In 1950, Mao Zedong's Communist forces made their first incursions into eastern Tibet, shortly after which the young Dalai Lama assumed the political leadership of his country. We like to keep things fresh. After a failed uprising and the collapse of the Tibetan resistance movement in 1959, the Dalai Lama left for India, where he was active in establishing the Central Tibetan Administration the Tibetan Government in Exile and in seeking to preserve Tibetan culture and education among the thousands of refugees who accompanied him. Generally, the Dalai Lama suggests that a Buddha has no use for alcohol, drugs, or sexual intercourse p. The good news is, I'm not going to Hell, but rather, I may be reborn as a desert rodent. Everyone watches it for days on end.
Its obviously through the views of the Tibetan Buddhist philosophy, and reincarnation is the prime principle behind the entirety of this work. It was dry at times and hypocritical at times as well. He also presents some meditation advice and complicated explanations of emptiness. I have peeked inside the medicine chest in the bathroom and found some medications to provide energy for the day and others to induce sleep at night. Now, the spiritual and temporal leader of Tibet, Nobel Prize winner, and bestselling author helps readers begin the path to enlightenment in a very special book -- an easy-access reference for daily practice as well as stunning illumination of the timeless wisdom of His Holiness. Many of us would consider ourselves to be on a spiritual path, although we would not necessarily call ourselves Buddhists or any other 'ist' This is no problem for the writer as he encourages us from the beginning to make use of the particular steps to improvement as we see fit.
I respect him so much The Dalai Lama is such a witty character. What I did like, was the overall message of Buddhism. However when I started to read, I found that a lot of concepts were not explained thoroughly and that some concepts seemed to run in circles, with no clear definition or direction. The basic teachings of the Buddha are present and those seeking a digestible and authoritative introduction to Buddhism and Buddhist monastic practices would find the book a useful starting point. At the moment I've been simply trying to get a better understanding of the 8-Fold Path as a way to lead the middle way in my everyday life, and this book helped me understand how to do that a lot better.

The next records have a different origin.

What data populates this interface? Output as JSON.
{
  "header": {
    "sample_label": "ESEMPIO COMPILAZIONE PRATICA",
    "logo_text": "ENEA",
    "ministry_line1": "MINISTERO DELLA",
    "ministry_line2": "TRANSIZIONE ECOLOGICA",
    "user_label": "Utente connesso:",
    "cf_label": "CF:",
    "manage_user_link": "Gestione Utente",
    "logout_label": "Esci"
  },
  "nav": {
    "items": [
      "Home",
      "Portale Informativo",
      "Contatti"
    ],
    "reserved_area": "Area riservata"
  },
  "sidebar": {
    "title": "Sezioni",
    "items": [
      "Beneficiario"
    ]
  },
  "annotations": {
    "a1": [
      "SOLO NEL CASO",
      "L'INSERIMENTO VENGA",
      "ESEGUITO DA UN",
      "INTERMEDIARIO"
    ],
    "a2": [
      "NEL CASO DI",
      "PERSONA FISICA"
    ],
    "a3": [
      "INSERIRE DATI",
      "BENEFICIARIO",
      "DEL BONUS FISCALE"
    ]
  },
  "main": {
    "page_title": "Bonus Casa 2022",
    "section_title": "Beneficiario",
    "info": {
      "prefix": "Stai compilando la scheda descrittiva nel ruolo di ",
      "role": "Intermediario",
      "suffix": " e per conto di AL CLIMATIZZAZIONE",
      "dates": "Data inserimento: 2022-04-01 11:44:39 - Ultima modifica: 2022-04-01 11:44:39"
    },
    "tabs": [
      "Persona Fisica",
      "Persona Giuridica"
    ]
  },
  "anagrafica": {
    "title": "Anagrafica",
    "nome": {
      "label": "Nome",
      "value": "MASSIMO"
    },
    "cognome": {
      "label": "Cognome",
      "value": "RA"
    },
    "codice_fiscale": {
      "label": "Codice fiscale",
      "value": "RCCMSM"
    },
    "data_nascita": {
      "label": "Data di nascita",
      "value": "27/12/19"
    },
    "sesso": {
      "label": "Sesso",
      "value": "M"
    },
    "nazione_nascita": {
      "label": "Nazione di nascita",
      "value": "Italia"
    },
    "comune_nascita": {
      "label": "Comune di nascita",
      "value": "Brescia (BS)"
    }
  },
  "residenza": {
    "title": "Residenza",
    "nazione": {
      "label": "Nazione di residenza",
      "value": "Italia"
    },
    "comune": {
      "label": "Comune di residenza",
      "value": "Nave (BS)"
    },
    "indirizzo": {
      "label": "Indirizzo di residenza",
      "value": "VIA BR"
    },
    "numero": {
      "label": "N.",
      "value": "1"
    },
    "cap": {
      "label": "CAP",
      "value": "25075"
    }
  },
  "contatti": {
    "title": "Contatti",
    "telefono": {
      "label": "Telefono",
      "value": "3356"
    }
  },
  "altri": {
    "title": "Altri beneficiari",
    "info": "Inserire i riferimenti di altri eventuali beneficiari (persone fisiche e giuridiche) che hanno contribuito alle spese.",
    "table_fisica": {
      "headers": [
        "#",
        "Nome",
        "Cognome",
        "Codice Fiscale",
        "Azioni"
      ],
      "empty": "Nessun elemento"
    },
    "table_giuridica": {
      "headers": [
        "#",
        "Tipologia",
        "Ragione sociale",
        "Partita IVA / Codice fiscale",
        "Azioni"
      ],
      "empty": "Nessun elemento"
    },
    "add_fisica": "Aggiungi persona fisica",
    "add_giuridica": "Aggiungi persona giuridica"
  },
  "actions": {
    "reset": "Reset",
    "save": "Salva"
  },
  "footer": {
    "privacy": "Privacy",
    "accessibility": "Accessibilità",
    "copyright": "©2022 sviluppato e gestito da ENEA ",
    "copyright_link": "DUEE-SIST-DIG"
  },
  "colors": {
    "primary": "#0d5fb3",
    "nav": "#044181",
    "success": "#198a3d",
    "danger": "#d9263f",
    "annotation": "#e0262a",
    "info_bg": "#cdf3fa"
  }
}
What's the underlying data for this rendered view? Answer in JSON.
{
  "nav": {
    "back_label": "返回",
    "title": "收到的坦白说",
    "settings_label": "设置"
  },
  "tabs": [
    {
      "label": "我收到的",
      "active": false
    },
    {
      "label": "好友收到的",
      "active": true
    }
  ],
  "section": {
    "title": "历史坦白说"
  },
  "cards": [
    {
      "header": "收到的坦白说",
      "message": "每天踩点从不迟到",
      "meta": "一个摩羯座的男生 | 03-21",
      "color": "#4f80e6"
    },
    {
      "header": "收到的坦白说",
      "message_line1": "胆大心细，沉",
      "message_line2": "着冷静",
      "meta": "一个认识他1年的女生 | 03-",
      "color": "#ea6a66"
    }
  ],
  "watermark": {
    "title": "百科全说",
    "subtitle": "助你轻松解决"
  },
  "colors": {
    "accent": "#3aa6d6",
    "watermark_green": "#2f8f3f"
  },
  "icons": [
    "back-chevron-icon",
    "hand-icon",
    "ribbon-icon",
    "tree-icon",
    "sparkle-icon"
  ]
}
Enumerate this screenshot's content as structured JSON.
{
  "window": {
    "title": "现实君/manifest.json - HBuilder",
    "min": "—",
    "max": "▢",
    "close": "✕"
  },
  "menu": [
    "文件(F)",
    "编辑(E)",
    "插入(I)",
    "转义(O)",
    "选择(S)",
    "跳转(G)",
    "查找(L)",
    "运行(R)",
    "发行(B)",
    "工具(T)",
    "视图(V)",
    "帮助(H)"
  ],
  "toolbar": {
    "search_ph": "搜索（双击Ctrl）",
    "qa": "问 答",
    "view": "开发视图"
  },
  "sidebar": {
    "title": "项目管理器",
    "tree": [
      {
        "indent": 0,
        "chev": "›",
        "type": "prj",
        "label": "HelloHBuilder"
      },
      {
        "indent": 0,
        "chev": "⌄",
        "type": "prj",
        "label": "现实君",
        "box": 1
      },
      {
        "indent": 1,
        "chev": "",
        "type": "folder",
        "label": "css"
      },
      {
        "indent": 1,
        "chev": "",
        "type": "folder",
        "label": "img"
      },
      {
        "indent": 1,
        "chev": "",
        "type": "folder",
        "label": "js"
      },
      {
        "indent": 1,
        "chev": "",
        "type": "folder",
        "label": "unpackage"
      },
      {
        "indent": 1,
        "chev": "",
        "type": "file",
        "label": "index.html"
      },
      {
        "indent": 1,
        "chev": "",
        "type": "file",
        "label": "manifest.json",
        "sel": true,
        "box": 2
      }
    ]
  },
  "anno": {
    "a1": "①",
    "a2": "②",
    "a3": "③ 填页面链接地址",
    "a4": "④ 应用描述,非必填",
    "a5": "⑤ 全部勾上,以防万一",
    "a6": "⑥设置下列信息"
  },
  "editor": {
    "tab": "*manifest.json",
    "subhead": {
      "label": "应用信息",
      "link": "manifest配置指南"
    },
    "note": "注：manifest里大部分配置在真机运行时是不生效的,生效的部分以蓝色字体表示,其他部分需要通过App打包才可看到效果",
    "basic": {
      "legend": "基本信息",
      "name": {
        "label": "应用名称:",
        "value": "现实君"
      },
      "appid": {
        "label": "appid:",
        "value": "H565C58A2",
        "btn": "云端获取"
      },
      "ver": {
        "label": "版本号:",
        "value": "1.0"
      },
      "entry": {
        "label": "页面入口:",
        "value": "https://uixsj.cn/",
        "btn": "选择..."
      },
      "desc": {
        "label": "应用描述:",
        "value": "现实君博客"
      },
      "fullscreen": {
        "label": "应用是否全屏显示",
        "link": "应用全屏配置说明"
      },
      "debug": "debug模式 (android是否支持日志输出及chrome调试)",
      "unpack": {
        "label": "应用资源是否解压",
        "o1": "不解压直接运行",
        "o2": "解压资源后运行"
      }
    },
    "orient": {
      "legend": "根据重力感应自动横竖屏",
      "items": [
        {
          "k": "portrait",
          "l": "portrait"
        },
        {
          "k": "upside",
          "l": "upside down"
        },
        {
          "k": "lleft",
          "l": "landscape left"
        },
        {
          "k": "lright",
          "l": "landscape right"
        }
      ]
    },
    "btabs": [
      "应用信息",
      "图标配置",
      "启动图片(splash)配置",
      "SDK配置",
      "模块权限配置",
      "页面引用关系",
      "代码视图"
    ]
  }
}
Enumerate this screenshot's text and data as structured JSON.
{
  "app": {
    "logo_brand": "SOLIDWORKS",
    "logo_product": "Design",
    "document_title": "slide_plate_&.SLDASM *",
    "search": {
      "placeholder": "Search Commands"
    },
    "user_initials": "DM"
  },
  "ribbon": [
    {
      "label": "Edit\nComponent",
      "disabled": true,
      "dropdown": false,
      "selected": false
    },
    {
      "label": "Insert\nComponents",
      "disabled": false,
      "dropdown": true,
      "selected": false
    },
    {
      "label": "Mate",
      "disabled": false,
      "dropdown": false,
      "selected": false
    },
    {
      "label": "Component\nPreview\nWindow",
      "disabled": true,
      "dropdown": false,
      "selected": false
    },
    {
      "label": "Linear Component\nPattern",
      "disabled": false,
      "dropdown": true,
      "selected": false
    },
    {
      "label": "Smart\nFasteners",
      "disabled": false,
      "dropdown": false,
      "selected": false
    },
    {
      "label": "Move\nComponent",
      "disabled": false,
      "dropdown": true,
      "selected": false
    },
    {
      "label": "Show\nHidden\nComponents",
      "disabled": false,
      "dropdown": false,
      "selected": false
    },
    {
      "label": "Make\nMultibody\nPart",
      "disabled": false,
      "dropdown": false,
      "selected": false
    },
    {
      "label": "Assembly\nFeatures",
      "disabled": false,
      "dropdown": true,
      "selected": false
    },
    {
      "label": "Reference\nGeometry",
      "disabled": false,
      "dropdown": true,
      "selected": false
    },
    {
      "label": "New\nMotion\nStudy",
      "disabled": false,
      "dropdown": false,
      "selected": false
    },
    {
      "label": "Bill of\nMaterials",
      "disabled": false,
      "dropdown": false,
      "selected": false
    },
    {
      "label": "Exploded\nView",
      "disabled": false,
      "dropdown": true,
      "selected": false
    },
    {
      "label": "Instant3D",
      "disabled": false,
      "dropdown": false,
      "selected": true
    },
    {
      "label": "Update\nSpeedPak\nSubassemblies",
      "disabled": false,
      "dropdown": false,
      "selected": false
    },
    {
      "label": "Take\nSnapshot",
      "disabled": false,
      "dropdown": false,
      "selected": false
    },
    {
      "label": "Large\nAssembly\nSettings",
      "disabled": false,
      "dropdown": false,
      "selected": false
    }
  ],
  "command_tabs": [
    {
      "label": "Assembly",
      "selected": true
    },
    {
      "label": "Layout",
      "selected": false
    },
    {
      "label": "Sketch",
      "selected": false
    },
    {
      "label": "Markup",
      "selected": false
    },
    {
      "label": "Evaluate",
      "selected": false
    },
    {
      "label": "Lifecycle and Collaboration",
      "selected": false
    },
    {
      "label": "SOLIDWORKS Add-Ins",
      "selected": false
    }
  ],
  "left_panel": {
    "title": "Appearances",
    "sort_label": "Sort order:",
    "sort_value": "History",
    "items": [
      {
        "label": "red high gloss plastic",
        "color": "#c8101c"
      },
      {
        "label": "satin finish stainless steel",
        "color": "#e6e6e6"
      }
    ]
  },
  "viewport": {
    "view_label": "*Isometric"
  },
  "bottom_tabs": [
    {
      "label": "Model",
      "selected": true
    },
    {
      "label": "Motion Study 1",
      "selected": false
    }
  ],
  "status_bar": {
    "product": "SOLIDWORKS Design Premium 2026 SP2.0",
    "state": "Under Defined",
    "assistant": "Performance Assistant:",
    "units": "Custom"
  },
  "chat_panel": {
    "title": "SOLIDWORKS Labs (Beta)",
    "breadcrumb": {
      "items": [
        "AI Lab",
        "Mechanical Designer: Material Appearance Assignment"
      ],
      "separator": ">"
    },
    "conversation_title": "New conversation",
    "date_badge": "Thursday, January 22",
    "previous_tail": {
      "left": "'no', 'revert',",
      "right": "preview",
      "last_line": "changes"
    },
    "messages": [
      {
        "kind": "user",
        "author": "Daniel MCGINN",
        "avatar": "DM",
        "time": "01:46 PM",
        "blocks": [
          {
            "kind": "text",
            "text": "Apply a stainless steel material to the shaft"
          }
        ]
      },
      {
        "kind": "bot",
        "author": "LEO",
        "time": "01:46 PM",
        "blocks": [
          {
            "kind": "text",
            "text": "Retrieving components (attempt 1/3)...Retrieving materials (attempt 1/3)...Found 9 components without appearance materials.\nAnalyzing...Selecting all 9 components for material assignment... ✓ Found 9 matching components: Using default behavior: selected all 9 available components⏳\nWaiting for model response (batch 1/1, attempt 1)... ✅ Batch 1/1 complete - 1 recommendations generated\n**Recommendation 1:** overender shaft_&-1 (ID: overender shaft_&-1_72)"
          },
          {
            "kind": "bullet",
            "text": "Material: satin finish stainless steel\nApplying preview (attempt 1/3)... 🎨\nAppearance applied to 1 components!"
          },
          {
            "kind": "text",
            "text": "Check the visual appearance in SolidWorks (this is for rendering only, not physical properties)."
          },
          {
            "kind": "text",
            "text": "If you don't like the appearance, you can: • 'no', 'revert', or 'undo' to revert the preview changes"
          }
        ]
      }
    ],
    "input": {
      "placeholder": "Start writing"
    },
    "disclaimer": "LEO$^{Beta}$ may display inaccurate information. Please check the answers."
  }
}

I find the Dalai Lama to be more than charismatic; there is something about him that permeates the television. Maybe if somebody knows a lot about Buddhism then they would find this easier to read but I feel as if the first half was decent, though not overly detailed and later on in the book we were given a lot of little pieces but not I really wanted to like this book, the concept was really sturdy and seemed very practical. All in all, a helpful The first half of the book was illuminating and offered some practical application that Is valuable regardless of religious background. There are many levels of misperception, as in failing to understand what to adopt in practice and what to discard in daily behavior. .